I agree with simmikie.

I’m not computer savvy, as you might have figured (and that guy is, supposedly), but here goes my rant lol:

“1. No sandbox product is foolproof. I’ve yet to meet one that could not be easily circumvented.”
No product is foolproof. And how did he easily passed it?

“Most sandbox protection products only protect against a dozen or so file and registry locations.”
from sandboxIE: “the key component of Sandboxie: a transient storage area, or sandbox. Data flows in both directions between programs and the sandbox. During read operations, data may flow from the hard disk into the sandbox. But data never flows back from the sandbox into the hard disk.”

“All OS virtual machine products, which might be able to protect all vulnerable locations, can be detected by the bad guys and be circumvented.”
So far i’ve heard of malware refusing to run in a VM when detected. As for circumvention, care to say how?

“2. Most virtual protection products don’t respond well to encoded attacks. Encoding is a popular malicious method for bypassing the initial inbound checks of a security product. Hackers and malware writers often encode malicious HTML commands into hexadecimal, double-byte, dotted decimal notation, or Unicode, instead of the ASCII text we, and protection products, expect. In many cases, the end result is that slight modifications to malicious commands are not detected or prevented.”
Isn’t the key to virtualization no write capabilities??

“3. Many sandbox products cover only a small subset of user applications.”
so we’re talking about the concept, or now we’re talking about it’s development stage? It’s like saying the firewall doesn’t protect from malware coming from the browser.

“4. All sandbox products prevent some small percentage of legitimate applications from installing or running.”
Well do you want security or what? If the product doesn’t make it that easy, and it’s a trusted download, just don’t run it sandboxed. It’s not ideal, but what is?
“At the other end of the spectrum, some sandbox products are so secure that they don’t provide enough flexibility”

“Many, if not most, of these products contain their own vulnerabilities – buffer overflows, bugs that crash the system, hard-coded passwords, and so on. You end up trading one set of bugs for another. Although the program’s buffer overflow vulnerability is less likely to be exploited than IE’s, of course.”
Again garbagge. Buffer overflows, yes, it seems the biggest threat i’ve heard, but few products cover this until now. Care to code it for us?

“6. Most of these security add-ons do not have enterprise deployment and management tools.”

“7. Virtualization applications also complicate support and troubleshooting events. When the underlying OS or app is updated, the sandbox or virtualization product often has to be updated as well.”
welcome to the world of software…

“So, although sandbox or virtualization applications provide additional security, don’t begin to believe they are a panacea. Nothing beats a more secure application and OS.”
So what’s the product that provides that? And who said that?
“Nothing beats a more secure application and OS.”
Duh! If no vulnerabilities existed, no security is needed.

On the vulnerabilities, even if he’s right on all of them, since he doesn’t explain, this could well be regarded as worthless. The average user doesn’t care about sandboxing, so he wasn’t writing to the general public. This article should be specific, not a spooky abstract.

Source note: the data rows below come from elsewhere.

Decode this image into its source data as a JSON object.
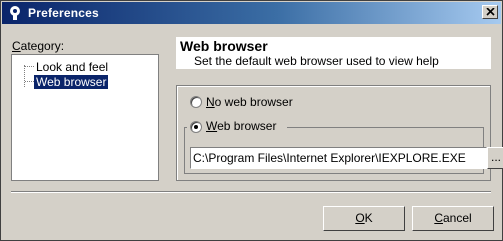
{
  "window": {
    "title": "Preferences"
  },
  "category": {
    "label_prefix": "C",
    "label_rest": "ategory:",
    "items": [
      {
        "label": "Look and feel",
        "selected": false
      },
      {
        "label": "Web browser",
        "selected": true
      }
    ]
  },
  "panel": {
    "title": "Web browser",
    "description": "Set the default web browser used to view help"
  },
  "options": {
    "no_browser": {
      "mnemonic": "N",
      "rest": "o web browser",
      "checked": false
    },
    "web_browser": {
      "mnemonic": "W",
      "rest": "eb browser",
      "checked": true
    },
    "path_value": "C:\\Program Files\\Internet Explorer\\IEXPLORE.EXE",
    "browse_label": "..."
  },
  "buttons": {
    "ok": {
      "mnemonic": "O",
      "rest": "K"
    },
    "cancel": {
      "mnemonic": "C",
      "rest": "ancel"
    }
  },
  "colors": {
    "title_bar_start": "#0a246a",
    "title_bar_end": "#a6caf0",
    "selection": "#0a246a",
    "face": "#d4d0c8"
  },
  "icons": {
    "app": "gear-hand-icon",
    "close": "close-icon"
  }
}
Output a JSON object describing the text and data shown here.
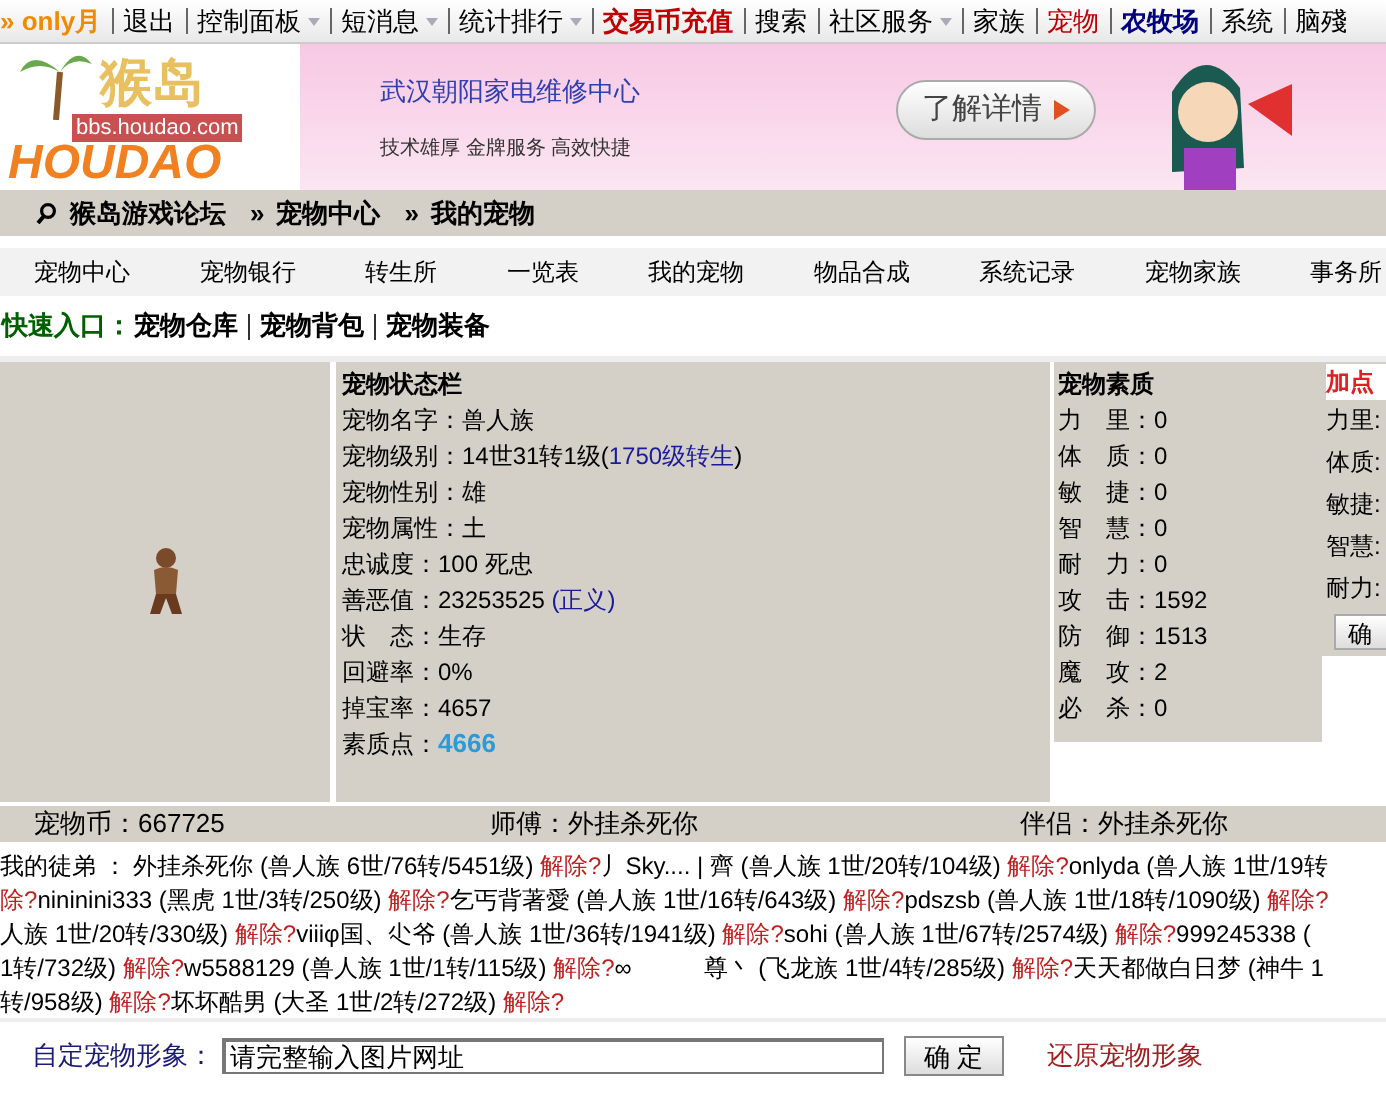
{
  "top_nav": [
    {
      "label": "» only月",
      "kind": "user",
      "caret": false
    },
    {
      "label": "退出",
      "kind": "plain",
      "caret": false
    },
    {
      "label": "控制面板",
      "kind": "plain",
      "caret": true
    },
    {
      "label": "短消息",
      "kind": "plain",
      "caret": true
    },
    {
      "label": "统计排行",
      "kind": "plain",
      "caret": true
    },
    {
      "label": "交易币充值",
      "kind": "hot",
      "caret": false
    },
    {
      "label": "搜索",
      "kind": "plain",
      "caret": false
    },
    {
      "label": "社区服务",
      "kind": "plain",
      "caret": true
    },
    {
      "label": "家族",
      "kind": "plain",
      "caret": false
    },
    {
      "label": "宠物",
      "kind": "red",
      "caret": false
    },
    {
      "label": "农牧场",
      "kind": "blue",
      "caret": false
    },
    {
      "label": "系统",
      "kind": "plain",
      "caret": false
    },
    {
      "label": "脑殘",
      "kind": "plain",
      "caret": false
    }
  ],
  "logo": {
    "name": "猴岛",
    "url": "bbs.houdao.com",
    "word": "HOUDAO"
  },
  "banner": {
    "title": "武汉朝阳家电维修中心",
    "slogan": "技术雄厚 金牌服务 高效快捷",
    "button": "了解详情"
  },
  "breadcrumb": {
    "separator": "»",
    "items": [
      "猴岛游戏论坛",
      "宠物中心",
      "我的宠物"
    ]
  },
  "tabs": [
    {
      "label": "宠物中心",
      "selected": false
    },
    {
      "label": "宠物银行",
      "selected": false
    },
    {
      "label": "转生所",
      "selected": false
    },
    {
      "label": "一览表",
      "selected": false
    },
    {
      "label": "我的宠物",
      "selected": false
    },
    {
      "label": "物品合成",
      "selected": false
    },
    {
      "label": "系统记录",
      "selected": false
    },
    {
      "label": "宠物家族",
      "selected": false
    },
    {
      "label": "事务所",
      "selected": false
    }
  ],
  "quick_entry": {
    "label": "快速入口：",
    "links": [
      "宠物仓库",
      "宠物背包",
      "宠物装备"
    ]
  },
  "status": {
    "title": "宠物状态栏",
    "rows": [
      {
        "label": "宠物名字：",
        "value": "兽人族",
        "kind": "plain"
      },
      {
        "label": "宠物级别：",
        "value": "14世31转1级(",
        "link": "1750级转生",
        "suffix": ")",
        "kind": "link"
      },
      {
        "label": "宠物性别：",
        "value": "雄",
        "kind": "plain"
      },
      {
        "label": "宠物属性：",
        "value": "土",
        "kind": "plain"
      },
      {
        "label": "忠诚度：",
        "value": "100 死忠",
        "kind": "plain"
      },
      {
        "label": "善恶值：",
        "value": "23253525 ",
        "link": "(正义)",
        "kind": "link"
      },
      {
        "label": "状　态：",
        "value": "生存",
        "kind": "plain"
      },
      {
        "label": "回避率：",
        "value": "0%",
        "kind": "plain"
      },
      {
        "label": "掉宝率：",
        "value": "4657",
        "kind": "plain"
      },
      {
        "label": "素质点：",
        "value": "4666",
        "kind": "highlight"
      }
    ]
  },
  "quality": {
    "title": "宠物素质",
    "rows": [
      {
        "label": "力　里：",
        "value": "0"
      },
      {
        "label": "体　质：",
        "value": "0"
      },
      {
        "label": "敏　捷：",
        "value": "0"
      },
      {
        "label": "智　慧：",
        "value": "0"
      },
      {
        "label": "耐　力：",
        "value": "0"
      },
      {
        "label": "攻　击：",
        "value": "1592"
      },
      {
        "label": "防　御：",
        "value": "1513"
      },
      {
        "label": "魔　攻：",
        "value": "2"
      },
      {
        "label": "必　杀：",
        "value": "0"
      }
    ]
  },
  "add_points": {
    "title": "加点",
    "fields": [
      "力里:",
      "体质:",
      "敏捷:",
      "智慧:",
      "耐力:"
    ],
    "button": "确"
  },
  "info_bar": {
    "coins": "宠物币：667725",
    "master": "师傅：外挂杀死你",
    "partner": "伴侣：外挂杀死你"
  },
  "disciples": [
    [
      {
        "text": "我的徒弟 ： 外挂杀死你 (兽人族 6世/76转/5451级) ",
        "kind": "plain"
      },
      {
        "text": "解除?",
        "kind": "release"
      },
      {
        "text": "丿Sky.... | 齊 (兽人族 1世/20转/104级) ",
        "kind": "plain"
      },
      {
        "text": "解除?",
        "kind": "release"
      },
      {
        "text": "onlyda (兽人族 1世/19转",
        "kind": "plain"
      }
    ],
    [
      {
        "text": "除?",
        "kind": "release"
      },
      {
        "text": "nininini333 (黑虎 1世/3转/250级) ",
        "kind": "plain"
      },
      {
        "text": "解除?",
        "kind": "release"
      },
      {
        "text": "乞丐背著愛 (兽人族 1世/16转/643级) ",
        "kind": "plain"
      },
      {
        "text": "解除?",
        "kind": "release"
      },
      {
        "text": "pdszsb (兽人族 1世/18转/1090级) ",
        "kind": "plain"
      },
      {
        "text": "解除?",
        "kind": "release"
      }
    ],
    [
      {
        "text": "人族 1世/20转/330级) ",
        "kind": "plain"
      },
      {
        "text": "解除?",
        "kind": "release"
      },
      {
        "text": "viiiφ国、尐爷 (兽人族 1世/36转/1941级) ",
        "kind": "plain"
      },
      {
        "text": "解除?",
        "kind": "release"
      },
      {
        "text": "sohi (兽人族 1世/67转/2574级) ",
        "kind": "plain"
      },
      {
        "text": "解除?",
        "kind": "release"
      },
      {
        "text": "999245338 (",
        "kind": "plain"
      }
    ],
    [
      {
        "text": "1转/732级) ",
        "kind": "plain"
      },
      {
        "text": "解除?",
        "kind": "release"
      },
      {
        "text": "w5588129 (兽人族 1世/1转/115级) ",
        "kind": "plain"
      },
      {
        "text": "解除?",
        "kind": "release"
      },
      {
        "text": "∞",
        "kind": "plain"
      },
      {
        "text": "尊丶 (飞龙族 1世/4转/285级) ",
        "kind": "spaced"
      },
      {
        "text": "解除?",
        "kind": "release"
      },
      {
        "text": "天天都做白日梦 (神牛 1",
        "kind": "plain"
      }
    ],
    [
      {
        "text": "转/958级) ",
        "kind": "plain"
      },
      {
        "text": "解除?",
        "kind": "release"
      },
      {
        "text": "坏坏酷男 (大圣 1世/2转/272级) ",
        "kind": "plain"
      },
      {
        "text": "解除?",
        "kind": "release"
      }
    ]
  ],
  "custom_image": {
    "label": "自定宠物形象：",
    "value": "请完整输入图片网址",
    "button": "确 定",
    "restore": "还原宠物形象"
  }
}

I must say solo, it’s good to bring these links for discussion, so well done.

But i simply think this one is too general. He doesn’t say anything specific to help us. Plus we don’t know what he’s referring to half the time (virtualisation, sandbox, or something else). He puts everything in one bag, and criticises the whole lot. Maybe the developers will understand the implications of what he says, but i sure don’t.

“worthless” was probably too strong, it’s just an article. Maybe he wrote something else more thorough. So it’s nothing personal, it’s a rant on a forum lol.